- 2. getting several error messages by windows that some dll files are missing while trying to create the textures for the default skins.
- 3. getting build errors about a missing d3dx9.h file
1. The extract_git_rev.bat script ran into trouble. At this time two git clients are supported: msysgit and TortoiseGit. The directory containing git.exe or tgit.exe must be in the PATH environment variable in order to be recognized by the script.
2. Several dlls are involved in the process of creating texture.xbt for the default skins. Those are
SDL.dll SDL_image.dll jpeg.dll libpng1.dll zlib.dll
SDL_image.dll can be downloaded from http://www.libsdl.org/projects/SDL_image/ and the other libraries can be found in path\to\xbmc\project\Win32BuildSetup\dependencies.
Make sure these libraries are accessible inside your %PATH% environment so the batch will find them e.g.

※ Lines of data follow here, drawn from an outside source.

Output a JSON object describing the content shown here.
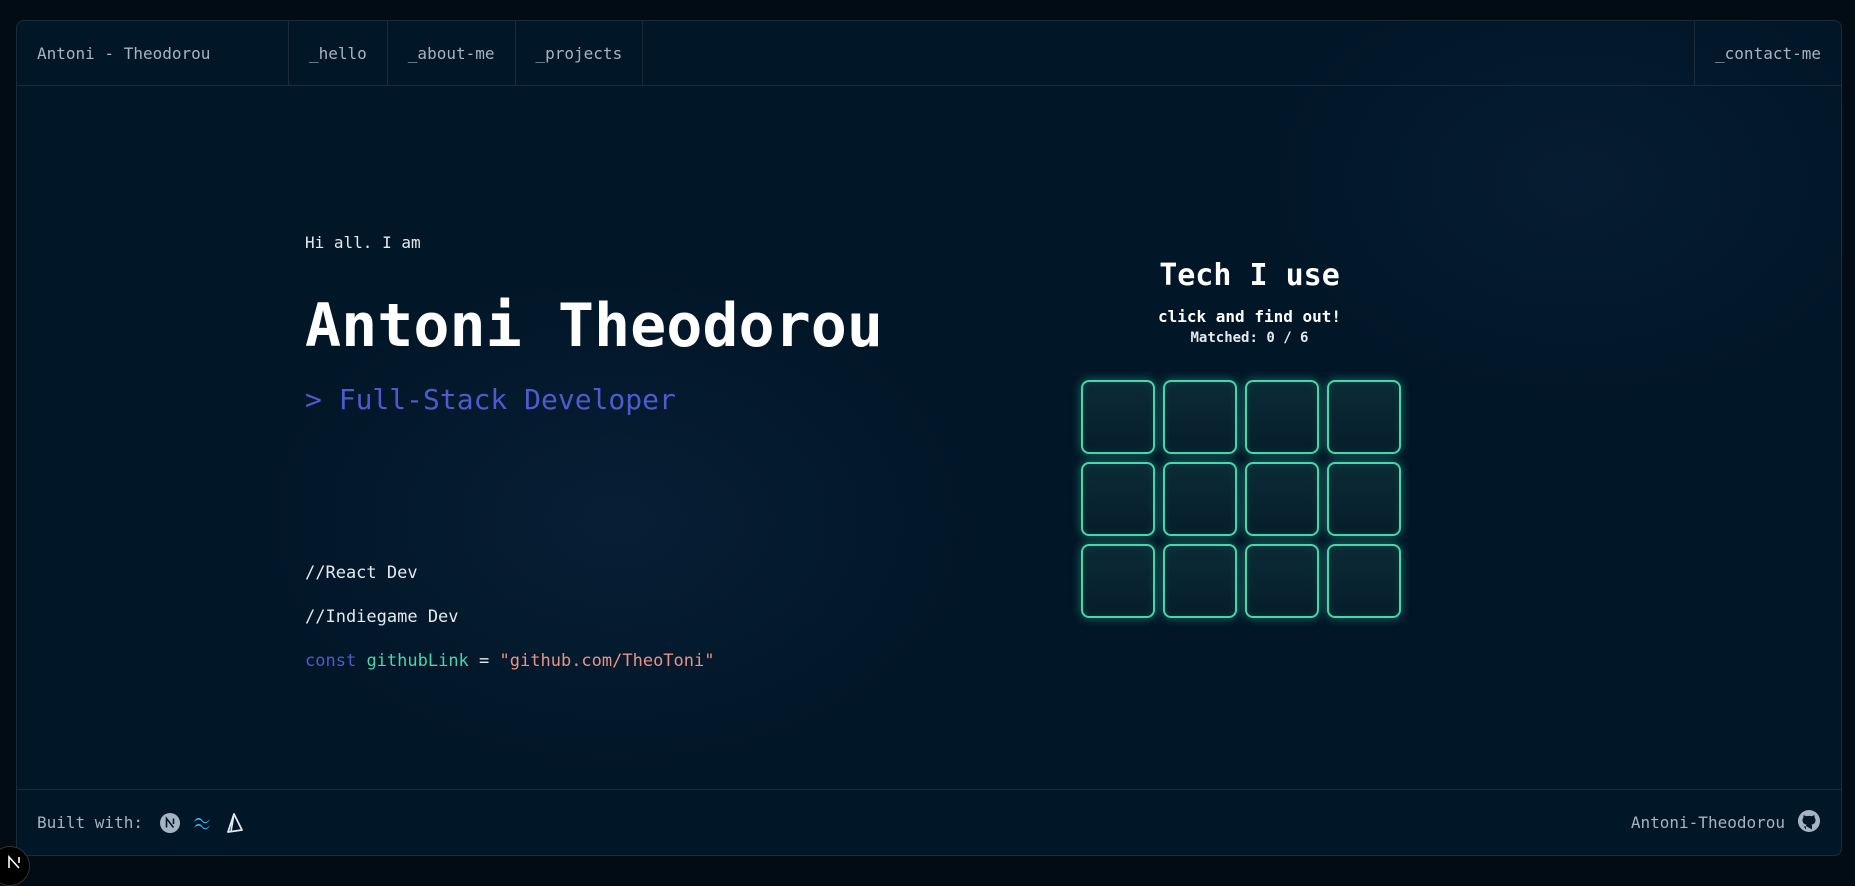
{
  "header": {
    "brand": "Antoni - Theodorou",
    "tabs": [
      {
        "label": "_hello"
      },
      {
        "label": "_about-me"
      },
      {
        "label": "_projects"
      }
    ],
    "contact": "_contact-me"
  },
  "hero": {
    "greeting": "Hi all. I am",
    "name": "Antoni Theodorou",
    "role": "> Full-Stack Developer",
    "comment1": "//React Dev",
    "comment2": "//Indiegame Dev",
    "code": {
      "keyword": "const",
      "variable": "githubLink",
      "equals": "=",
      "value": "\"github.com/TheoToni\""
    }
  },
  "game": {
    "title": "Tech I use",
    "subtitle": "click and find out!",
    "score": "Matched: 0 / 6",
    "card_count": 12
  },
  "footer": {
    "built_with": "Built with:",
    "tech_icons": [
      "nextjs-icon",
      "tailwind-icon",
      "prisma-icon"
    ],
    "github_user": "Antoni-Theodorou",
    "github_icon": "github-icon"
  },
  "colors": {
    "background": "#011627",
    "accent_blue": "#4d5bce",
    "accent_green": "#43d9ad",
    "string_orange": "#e99287",
    "muted_text": "#a7b3c2"
  }
}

3. Make sure the DirectX SDK is installed. A reboot may be required before Visual Studio can use the SDK.
4. IF you see "'java.exe' is not recognized as an internal or external command" messages during building, edit tools\codegenerator\GenerateSWIGBindings.bat and edit java.exe to a absolute path.
8 Debugging a crash with a minidump
If you have a minidump (*.dmp) file of XBMC crashing on Windows you can use Visual Studio to extract valueable information about the cause of the crash from it. There are two requirements for being able to load a minidump in Visual Studio
- You need to have the Program Database file (*.pdb) of the build which crashes
- You need to be able to install the build which crashes
In the requirements mentioned above it's not enough to be able to compile a similar build with the same sources, it has to be the exact same build. For XBMC's nightly builds the PDB files are available from the same place where the XBMC installers can be downloaded. After you have installed the same build and downloaded both the PDB and the minidump file you need to copy the PDB file into the installation directory and rename it to "XBMC.pdb" (matching "XBMC.exe"). The location of the minidump does not matter. With a double-click on the DMP file it will open in Visual Studio.
Either click on the "Set symbol paths" link in the "Minidump File Summary" view or go to Debug -> Options and Settings -> Debugging -> Symbols. In the "Symbols file (.pdb) locations" list add the path to XBMC's installation directory (where you also stored the PDB) and close the dialog with OK. Now click on the "Debug with Native Only" link and Visual Studio will start the debugger and jump to the location where XBMC crashed. If Visual Studio asks you for the location of a specific source (.cpp) file you need to point it to your local XBMC source code. Once in the debugger you will see on which line XBMC crashed and you can also inspect the variable values of the crash context.